----- Data listing -----

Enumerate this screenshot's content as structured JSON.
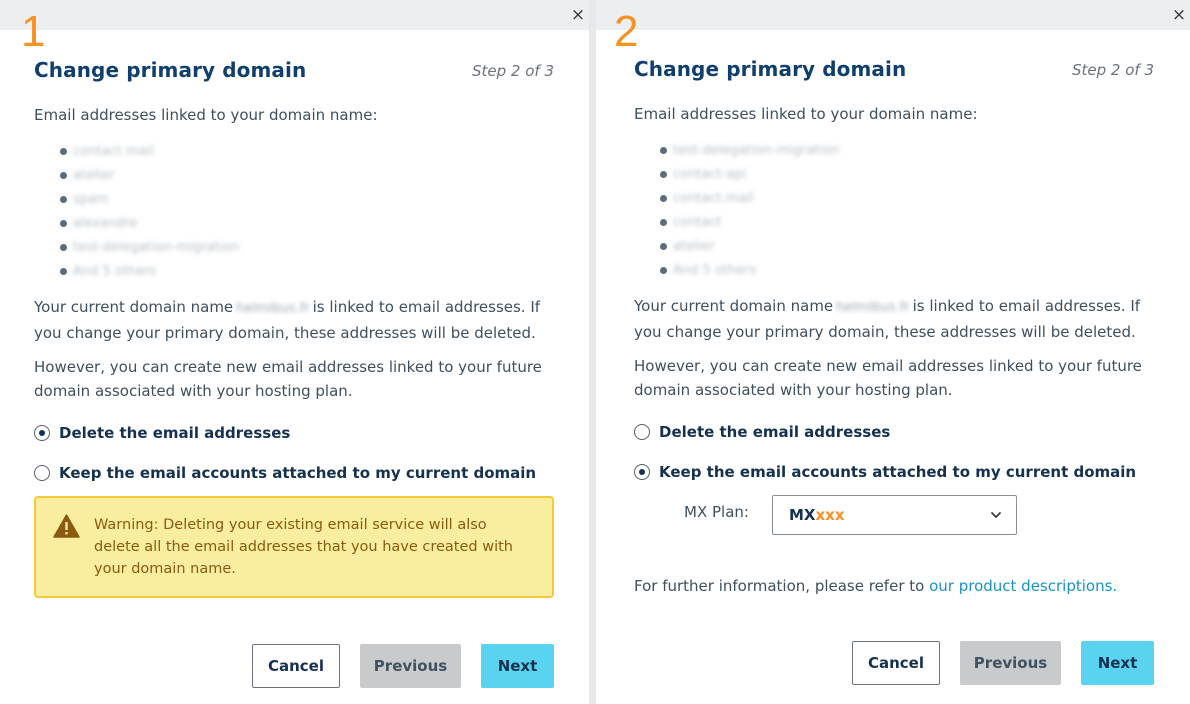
{
  "panel1": {
    "number": "1",
    "close_icon": "×",
    "title": "Change primary domain",
    "step": "Step 2 of 3",
    "intro": "Email addresses linked to your domain name:",
    "emails": [
      "contact.mail",
      "atelier",
      "spam",
      "alexandre",
      "test-delegation-migration",
      "And 5 others"
    ],
    "domain_sentence_pre": "Your current domain name",
    "domain_blurred": "helmibus.fr",
    "domain_sentence_post": "is linked to email addresses. If you change your primary domain, these addresses will be deleted.",
    "however": "However, you can create new email addresses linked to your future domain associated with your hosting plan.",
    "option_delete": "Delete the email addresses",
    "option_keep": "Keep the email accounts attached to my current domain",
    "selected": "delete",
    "warning": "Warning: Deleting your existing email service will also delete all the email addresses that you have created with your domain name.",
    "cancel": "Cancel",
    "previous": "Previous",
    "next": "Next"
  },
  "panel2": {
    "number": "2",
    "close_icon": "×",
    "title": "Change primary domain",
    "step": "Step 2 of 3",
    "intro": "Email addresses linked to your domain name:",
    "emails": [
      "test-delegation-migration",
      "contact-api",
      "contact.mail",
      "contact",
      "atelier",
      "And 5 others"
    ],
    "domain_sentence_pre": "Your current domain name",
    "domain_blurred": "helmibus.fr",
    "domain_sentence_post": "is linked to email addresses. If you change your primary domain, these addresses will be deleted.",
    "however": "However, you can create new email addresses linked to your future domain associated with your hosting plan.",
    "option_delete": "Delete the email addresses",
    "option_keep": "Keep the email accounts attached to my current domain",
    "selected": "keep",
    "mx_label": "MX Plan:",
    "mx_value_main": "MX",
    "mx_value_accent": "xxx",
    "further_pre": "For further information, please refer to",
    "further_link": "our product descriptions.",
    "cancel": "Cancel",
    "previous": "Previous",
    "next": "Next"
  },
  "colors": {
    "accent_orange": "#f79124",
    "title_blue": "#113f6d",
    "next_button": "#5ad3f0",
    "warning_bg": "#f9eda0",
    "link": "#1793c4"
  }
}
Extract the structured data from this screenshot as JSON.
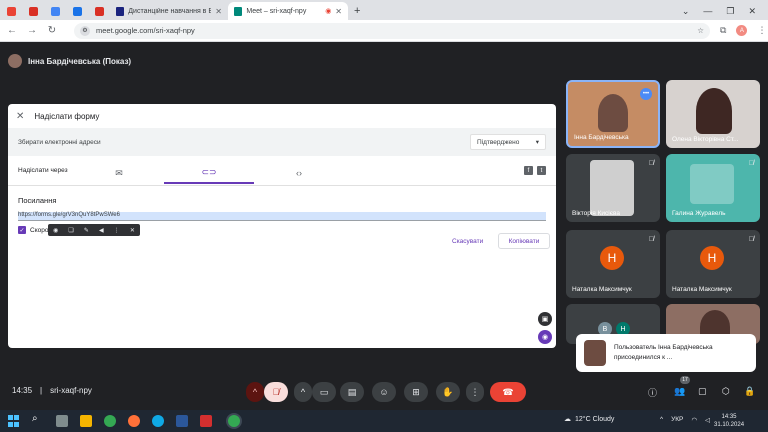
{
  "browser": {
    "tabs": [
      {
        "label": "",
        "icon": "gmail-icon",
        "color": "#ea4335"
      },
      {
        "label": "",
        "icon": "gmail-icon",
        "color": "#d93025"
      },
      {
        "label": "",
        "icon": "screen-icon",
        "color": "#4285f4"
      },
      {
        "label": "",
        "icon": "doc-icon",
        "color": "#1a73e8"
      },
      {
        "label": "",
        "icon": "form-icon",
        "color": "#d93025"
      },
      {
        "label": "Дистанційне навчання в ВСП",
        "icon": "vsp-icon",
        "color": "#1a237e"
      },
      {
        "label": "Meet – sri-xaqf-npy",
        "icon": "meet-icon",
        "color": "#00897b"
      }
    ],
    "url": "meet.google.com/sri-xaqf-npy",
    "profile_initial": "А"
  },
  "meet": {
    "presenter_label": "Інна Бардічевська (Показ)",
    "time": "14:35",
    "meeting_code": "sri-xaqf-npy",
    "participant_count": "17"
  },
  "dialog": {
    "title": "Надіслати форму",
    "collect_label": "Збирати електронні адреси",
    "collect_value": "Підтверджено",
    "send_via": "Надіслати через",
    "link_heading": "Посилання",
    "link_url": "https://forms.gle/grV3nQuY8tPwSWe6",
    "shorten_label": "Скорот",
    "cancel": "Скасувати",
    "copy": "Копіювати"
  },
  "participants": [
    {
      "name": "Інна Бардічевська"
    },
    {
      "name": "Олена Вікторівна Ст..."
    },
    {
      "name": "Вікторія Кисієва"
    },
    {
      "name": "Галина Журавель"
    },
    {
      "name": "Наталка Максимчук",
      "initial": "Н"
    },
    {
      "name": "Наталка Максимчук",
      "initial": "Н"
    },
    {
      "initials": [
        "В",
        "Н"
      ]
    }
  ],
  "toast": {
    "text": "Пользователь Інна Бардічевська присоединился к ..."
  },
  "taskbar": {
    "weather": "12°C  Cloudy",
    "lang": "УКР",
    "time": "14:35",
    "date": "31.10.2024"
  }
}
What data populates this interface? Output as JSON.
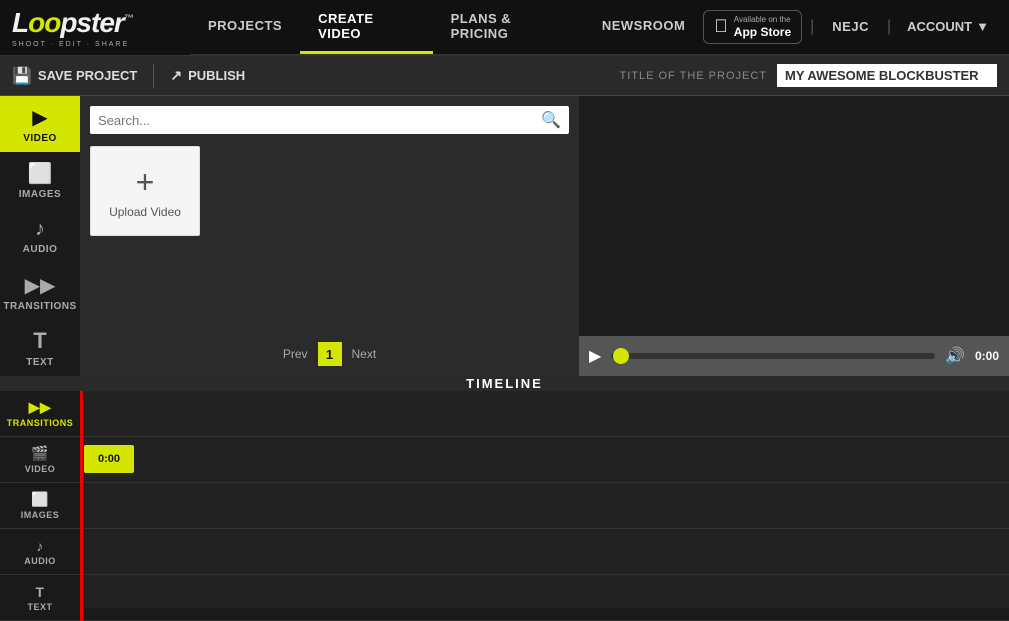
{
  "logo": {
    "brand": "Loopster",
    "tagline": "SHOOT · EDIT · SHARE"
  },
  "nav": {
    "links": [
      {
        "label": "PROJECTS",
        "active": false
      },
      {
        "label": "CREATE VIDEO",
        "active": true
      },
      {
        "label": "PLANS & PRICING",
        "active": false
      },
      {
        "label": "NEWSROOM",
        "active": false
      }
    ],
    "appStore": {
      "smallText": "Available on the",
      "bigText": "App Store"
    },
    "user": "NEJC",
    "account": "ACCOUNT"
  },
  "toolbar": {
    "saveLabel": "SAVE PROJECT",
    "publishLabel": "PUBLISH",
    "titleLabel": "TITLE OF THE PROJECT",
    "projectTitle": "MY AWESOME BLOCKBUSTER"
  },
  "sidebar": {
    "tools": [
      {
        "label": "VIDEO",
        "icon": "🎬",
        "active": true
      },
      {
        "label": "IMAGES",
        "icon": "🖼",
        "active": false
      },
      {
        "label": "AUDIO",
        "icon": "🎵",
        "active": false
      },
      {
        "label": "TRANSITIONS",
        "icon": "⏩",
        "active": false
      },
      {
        "label": "TEXT",
        "icon": "T",
        "active": false
      }
    ]
  },
  "mediaPanel": {
    "searchPlaceholder": "Search...",
    "uploadLabel": "Upload Video",
    "pagination": {
      "prev": "Prev",
      "current": "1",
      "next": "Next"
    }
  },
  "timeline": {
    "title": "TIMELINE",
    "tracks": [
      {
        "label": "TRANSITIONS",
        "icon": "⏩"
      },
      {
        "label": "VIDEO",
        "icon": "🎬"
      },
      {
        "label": "IMAGES",
        "icon": "🖼"
      },
      {
        "label": "AUDIO",
        "icon": "🎵"
      },
      {
        "label": "TEXT",
        "icon": "T"
      }
    ],
    "timeBlock": "0:00"
  },
  "playback": {
    "time": "0:00"
  }
}
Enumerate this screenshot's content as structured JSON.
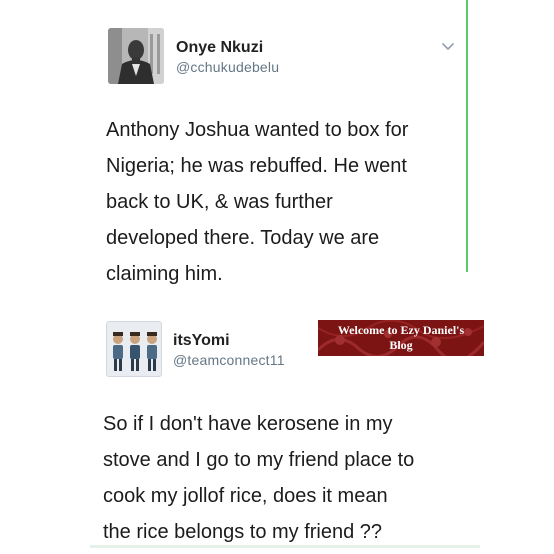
{
  "tweets": [
    {
      "name": "Onye Nkuzi",
      "handle": "@cchukudebelu",
      "body": "Anthony Joshua wanted to box for\nNigeria; he was rebuffed. He went\nback to UK, & was further\ndeveloped there. Today we are\nclaiming him.",
      "avatar_icon": "profile-photo-man-in-suit",
      "menu_icon": "chevron-down-icon"
    },
    {
      "name": "itsYomi",
      "handle": "@teamconnect11",
      "body": "So if I don't have kerosene in my\nstove and I go to my friend place to\ncook my jollof rice, does it mean\nthe rice belongs to my friend ??",
      "avatar_icon": "three-men-avatar"
    }
  ],
  "watermark": {
    "line1": "Welcome to Ezy Daniel's",
    "line2": "Blog"
  },
  "colors": {
    "handle": "#657786",
    "accent_green": "#5cc76b",
    "banner_red": "#7d1414"
  }
}
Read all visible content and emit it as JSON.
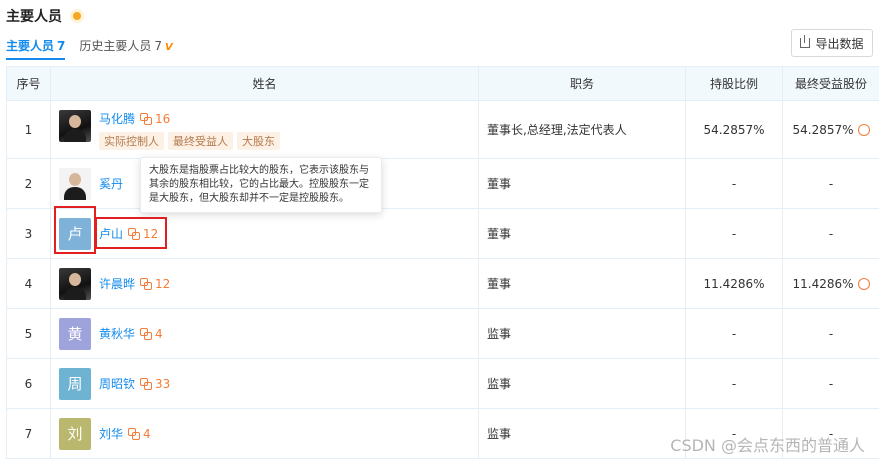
{
  "header": {
    "title": "主要人员"
  },
  "tabs": [
    {
      "label": "主要人员",
      "count": "7"
    },
    {
      "label": "历史主要人员",
      "count": "7"
    }
  ],
  "export_label": "导出数据",
  "columns": [
    "序号",
    "姓名",
    "职务",
    "持股比例",
    "最终受益股份"
  ],
  "rows": [
    {
      "index": "1",
      "avatar": "",
      "name": "马化腾",
      "relations": "16",
      "tags": [
        "实际控制人",
        "最终受益人",
        "大股东"
      ],
      "position": "董事长,总经理,法定代表人",
      "share": "54.2857%",
      "benefit": "54.2857%"
    },
    {
      "index": "2",
      "avatar": "",
      "name": "奚丹",
      "relations": "",
      "tags": [],
      "position": "董事",
      "share": "-",
      "benefit": "-"
    },
    {
      "index": "3",
      "avatar": "卢",
      "name": "卢山",
      "relations": "12",
      "tags": [],
      "position": "董事",
      "share": "-",
      "benefit": "-"
    },
    {
      "index": "4",
      "avatar": "",
      "name": "许晨晔",
      "relations": "12",
      "tags": [],
      "position": "董事",
      "share": "11.4286%",
      "benefit": "11.4286%"
    },
    {
      "index": "5",
      "avatar": "黄",
      "name": "黄秋华",
      "relations": "4",
      "tags": [],
      "position": "监事",
      "share": "-",
      "benefit": "-"
    },
    {
      "index": "6",
      "avatar": "周",
      "name": "周昭钦",
      "relations": "33",
      "tags": [],
      "position": "监事",
      "share": "-",
      "benefit": "-"
    },
    {
      "index": "7",
      "avatar": "刘",
      "name": "刘华",
      "relations": "4",
      "tags": [],
      "position": "监事",
      "share": "-",
      "benefit": "-"
    }
  ],
  "tooltip": "大股东是指股票占比较大的股东，它表示该股东与其余的股东相比较，它的占比最大。控股股东一定是大股东，但大股东却并不一定是控股股东。",
  "watermark": "CSDN @会点东西的普通人",
  "colors": {
    "accent": "#128bed",
    "relation": "#f47b38",
    "highlight": "#e02020",
    "avatar_lu": "#7fb2d9",
    "avatar_huang": "#9fa3db",
    "avatar_zhou": "#6fb3d2",
    "avatar_liu": "#b9b86e"
  }
}
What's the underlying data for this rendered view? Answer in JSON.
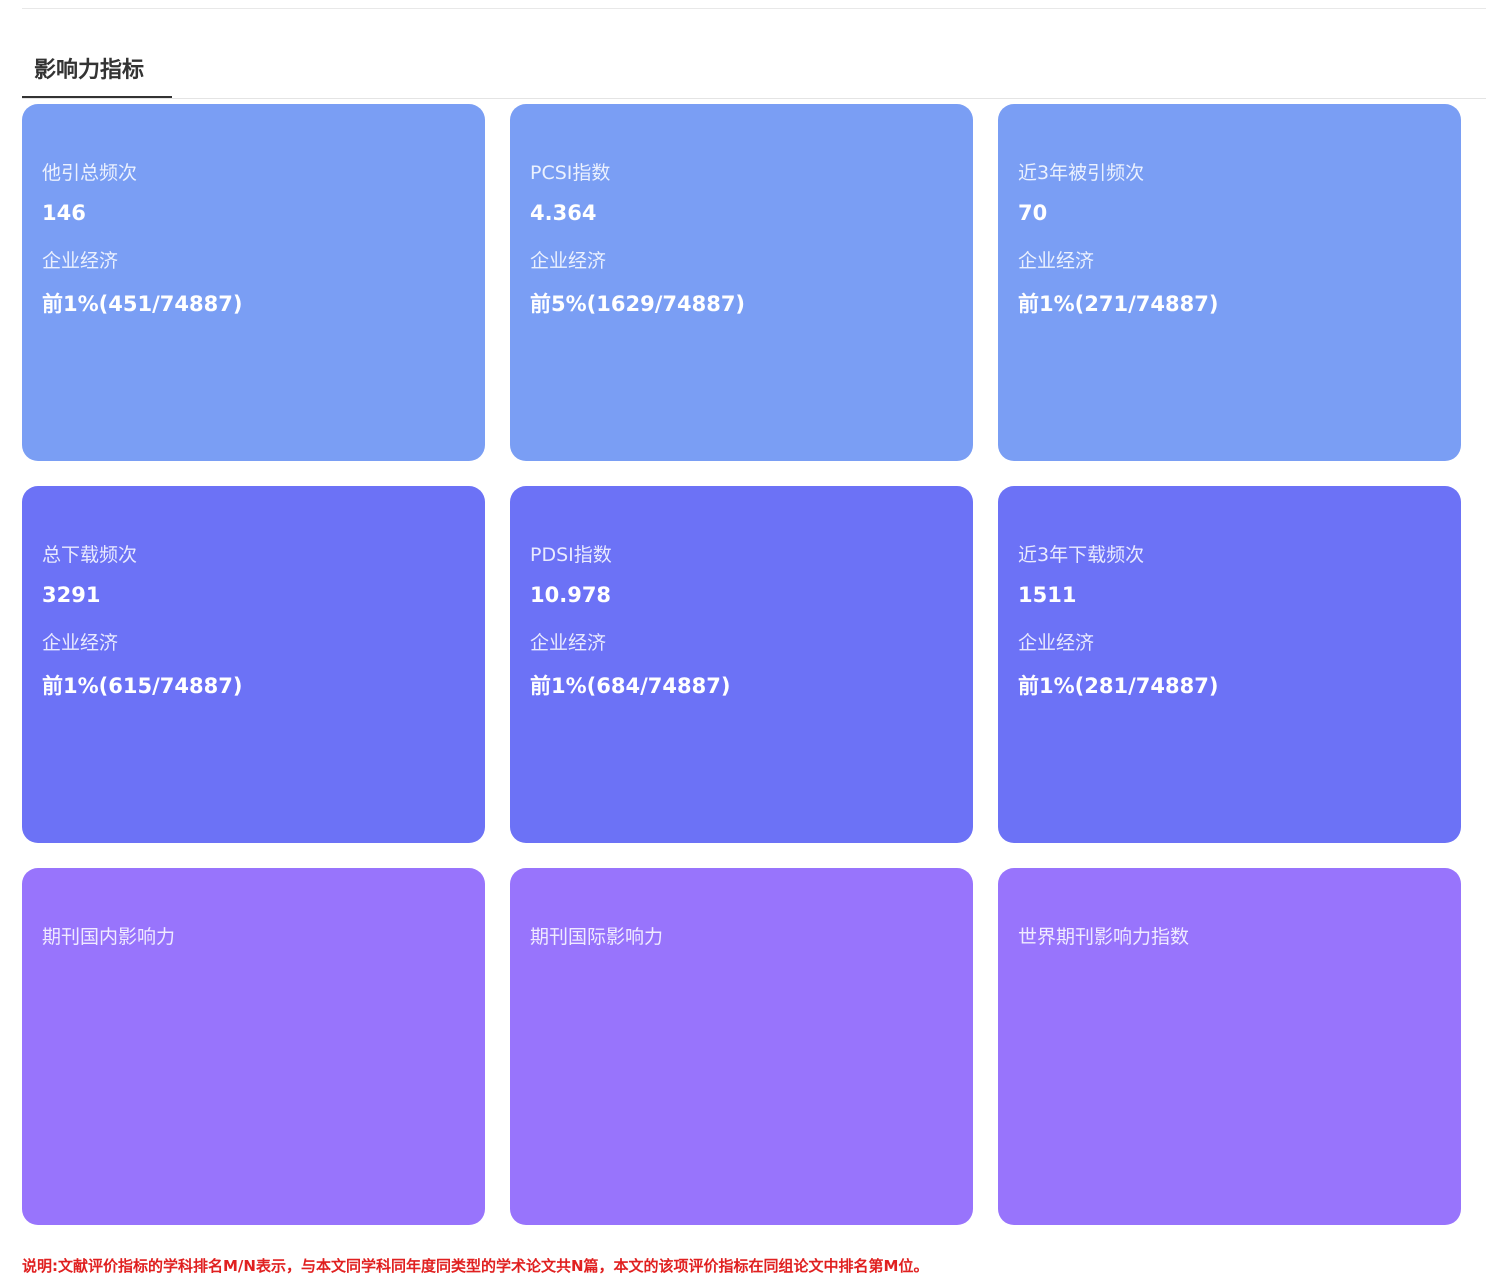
{
  "section": {
    "tab_label": "影响力指标"
  },
  "cards": [
    {
      "label": "他引总频次",
      "value": "146",
      "subject": "企业经济",
      "rank": "前1%(451/74887)"
    },
    {
      "label": "PCSI指数",
      "value": "4.364",
      "subject": "企业经济",
      "rank": "前5%(1629/74887)"
    },
    {
      "label": "近3年被引频次",
      "value": "70",
      "subject": "企业经济",
      "rank": "前1%(271/74887)"
    },
    {
      "label": "总下载频次",
      "value": "3291",
      "subject": "企业经济",
      "rank": "前1%(615/74887)"
    },
    {
      "label": "PDSI指数",
      "value": "10.978",
      "subject": "企业经济",
      "rank": "前1%(684/74887)"
    },
    {
      "label": "近3年下载频次",
      "value": "1511",
      "subject": "企业经济",
      "rank": "前1%(281/74887)"
    },
    {
      "label": "期刊国内影响力"
    },
    {
      "label": "期刊国际影响力"
    },
    {
      "label": "世界期刊影响力指数"
    }
  ],
  "colors": {
    "row1": "#7a9ef4",
    "row2": "#6c72f6",
    "row3": "#9874fc",
    "note": "#e02020"
  },
  "footnote": "说明:文献评价指标的学科排名M/N表示，与本文同学科同年度同类型的学术论文共N篇，本文的该项评价指标在同组论文中排名第M位。"
}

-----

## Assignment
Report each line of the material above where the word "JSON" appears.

## Task result
Enumerate this screenshot's content as structured JSON.
Extract the structured data from this screenshot as JSON.
What data populates this interface? Output as JSON.
Enumerate this screenshot's content as structured JSON.
Read all visible content and emit it as JSON.
What's the underlying data for this rendered view? Answer in JSON.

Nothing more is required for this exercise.